• **Exercise requirements**:
Each line of the data below containing "JSON" needs to be listed.

• **Component data from apps and pages**:
=======

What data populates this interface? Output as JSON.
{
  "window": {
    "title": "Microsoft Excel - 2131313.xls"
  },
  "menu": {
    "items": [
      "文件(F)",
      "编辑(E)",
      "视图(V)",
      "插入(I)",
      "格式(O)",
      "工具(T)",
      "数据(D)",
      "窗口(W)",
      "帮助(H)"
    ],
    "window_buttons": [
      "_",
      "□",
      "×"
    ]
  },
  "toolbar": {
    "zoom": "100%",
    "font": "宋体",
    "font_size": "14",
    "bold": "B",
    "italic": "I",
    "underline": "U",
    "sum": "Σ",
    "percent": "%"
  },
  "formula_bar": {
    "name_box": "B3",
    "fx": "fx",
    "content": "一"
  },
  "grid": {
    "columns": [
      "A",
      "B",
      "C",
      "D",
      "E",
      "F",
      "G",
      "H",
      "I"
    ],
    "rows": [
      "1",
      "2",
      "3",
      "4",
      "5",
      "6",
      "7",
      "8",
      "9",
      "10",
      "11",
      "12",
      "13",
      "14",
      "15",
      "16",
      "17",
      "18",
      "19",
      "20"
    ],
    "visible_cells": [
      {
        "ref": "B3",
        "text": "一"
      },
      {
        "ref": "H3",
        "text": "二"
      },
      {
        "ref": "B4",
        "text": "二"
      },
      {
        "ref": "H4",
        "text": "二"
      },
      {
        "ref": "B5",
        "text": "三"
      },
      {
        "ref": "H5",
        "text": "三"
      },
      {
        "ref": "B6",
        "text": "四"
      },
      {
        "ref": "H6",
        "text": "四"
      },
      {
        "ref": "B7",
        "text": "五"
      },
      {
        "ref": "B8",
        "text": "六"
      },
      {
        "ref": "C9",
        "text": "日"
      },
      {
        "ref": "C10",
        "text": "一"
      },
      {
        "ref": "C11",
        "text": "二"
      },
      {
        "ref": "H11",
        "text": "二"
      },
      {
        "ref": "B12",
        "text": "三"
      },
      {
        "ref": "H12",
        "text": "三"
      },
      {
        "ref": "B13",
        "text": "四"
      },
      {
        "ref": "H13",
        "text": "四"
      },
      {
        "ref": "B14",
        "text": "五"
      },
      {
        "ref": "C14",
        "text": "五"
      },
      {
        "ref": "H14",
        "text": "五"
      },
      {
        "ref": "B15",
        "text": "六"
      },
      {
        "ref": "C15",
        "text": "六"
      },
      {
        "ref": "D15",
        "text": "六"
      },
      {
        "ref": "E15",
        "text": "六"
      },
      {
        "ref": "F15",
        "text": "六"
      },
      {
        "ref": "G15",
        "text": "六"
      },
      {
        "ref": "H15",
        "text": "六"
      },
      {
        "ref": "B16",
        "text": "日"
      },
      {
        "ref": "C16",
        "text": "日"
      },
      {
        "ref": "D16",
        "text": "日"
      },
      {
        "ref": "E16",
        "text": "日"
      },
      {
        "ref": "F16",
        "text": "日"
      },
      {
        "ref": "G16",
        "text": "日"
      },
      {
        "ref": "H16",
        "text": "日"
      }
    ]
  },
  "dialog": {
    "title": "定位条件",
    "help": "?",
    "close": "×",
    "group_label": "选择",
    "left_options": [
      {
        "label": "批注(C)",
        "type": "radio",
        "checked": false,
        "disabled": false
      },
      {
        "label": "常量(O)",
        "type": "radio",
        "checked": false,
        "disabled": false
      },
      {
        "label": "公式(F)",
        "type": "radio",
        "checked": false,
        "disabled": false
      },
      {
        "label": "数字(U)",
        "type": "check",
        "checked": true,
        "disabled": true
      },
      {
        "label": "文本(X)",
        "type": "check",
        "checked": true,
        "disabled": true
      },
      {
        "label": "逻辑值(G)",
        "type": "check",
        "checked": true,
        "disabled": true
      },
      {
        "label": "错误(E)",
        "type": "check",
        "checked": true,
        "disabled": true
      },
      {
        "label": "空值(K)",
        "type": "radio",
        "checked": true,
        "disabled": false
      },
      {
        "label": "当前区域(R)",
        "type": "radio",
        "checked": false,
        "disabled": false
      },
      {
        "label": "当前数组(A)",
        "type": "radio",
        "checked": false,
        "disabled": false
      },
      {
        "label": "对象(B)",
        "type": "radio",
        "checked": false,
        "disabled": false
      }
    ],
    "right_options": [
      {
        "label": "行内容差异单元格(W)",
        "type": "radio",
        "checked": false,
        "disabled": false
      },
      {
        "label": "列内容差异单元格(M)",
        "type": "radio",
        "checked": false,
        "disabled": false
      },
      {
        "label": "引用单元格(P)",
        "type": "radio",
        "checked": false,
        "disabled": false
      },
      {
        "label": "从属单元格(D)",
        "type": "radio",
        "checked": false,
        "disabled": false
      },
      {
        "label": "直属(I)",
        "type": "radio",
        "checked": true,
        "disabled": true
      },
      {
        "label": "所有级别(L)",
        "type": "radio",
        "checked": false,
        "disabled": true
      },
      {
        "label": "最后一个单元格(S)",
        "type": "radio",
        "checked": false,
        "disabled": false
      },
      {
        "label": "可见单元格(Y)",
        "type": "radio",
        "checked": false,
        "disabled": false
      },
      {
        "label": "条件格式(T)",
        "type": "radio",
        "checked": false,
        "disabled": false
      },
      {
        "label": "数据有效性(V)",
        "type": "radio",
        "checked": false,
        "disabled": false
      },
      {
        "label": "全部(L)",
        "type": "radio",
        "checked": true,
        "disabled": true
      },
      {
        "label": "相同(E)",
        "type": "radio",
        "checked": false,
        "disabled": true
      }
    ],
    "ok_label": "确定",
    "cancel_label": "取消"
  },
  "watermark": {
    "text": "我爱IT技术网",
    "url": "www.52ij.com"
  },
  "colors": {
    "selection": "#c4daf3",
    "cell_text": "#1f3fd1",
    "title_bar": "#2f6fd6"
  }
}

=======

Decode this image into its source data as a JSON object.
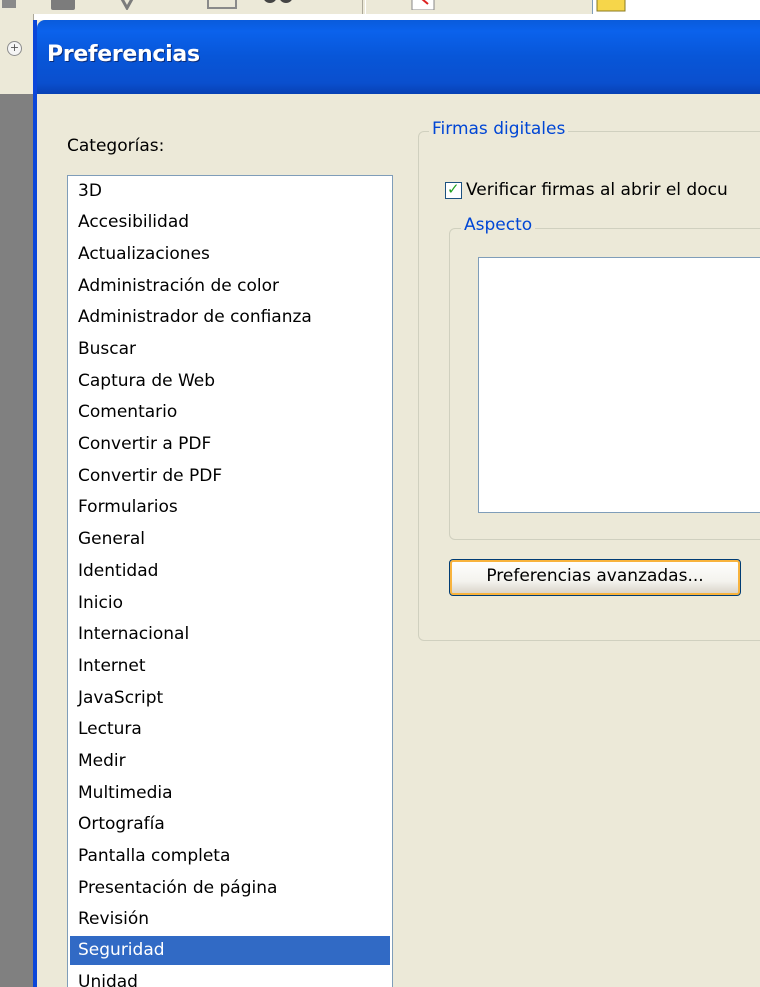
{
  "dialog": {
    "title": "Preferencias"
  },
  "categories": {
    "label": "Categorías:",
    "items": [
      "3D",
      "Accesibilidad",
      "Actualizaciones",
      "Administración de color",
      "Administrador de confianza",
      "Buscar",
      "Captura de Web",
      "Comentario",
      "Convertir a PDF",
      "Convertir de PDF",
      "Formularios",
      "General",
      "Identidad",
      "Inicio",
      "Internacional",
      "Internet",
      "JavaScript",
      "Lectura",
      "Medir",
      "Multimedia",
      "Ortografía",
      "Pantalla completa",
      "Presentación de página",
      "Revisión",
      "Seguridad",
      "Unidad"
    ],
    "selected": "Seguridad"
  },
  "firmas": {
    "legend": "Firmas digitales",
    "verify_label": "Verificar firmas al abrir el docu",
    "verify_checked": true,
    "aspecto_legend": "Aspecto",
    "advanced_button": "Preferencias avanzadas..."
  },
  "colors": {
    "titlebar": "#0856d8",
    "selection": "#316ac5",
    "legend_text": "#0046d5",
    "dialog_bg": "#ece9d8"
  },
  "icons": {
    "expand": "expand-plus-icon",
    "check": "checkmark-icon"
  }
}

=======

• **Output for this exercise**:
What data populates this interface? Output as JSON.
Decode this image into its source data as a JSON object.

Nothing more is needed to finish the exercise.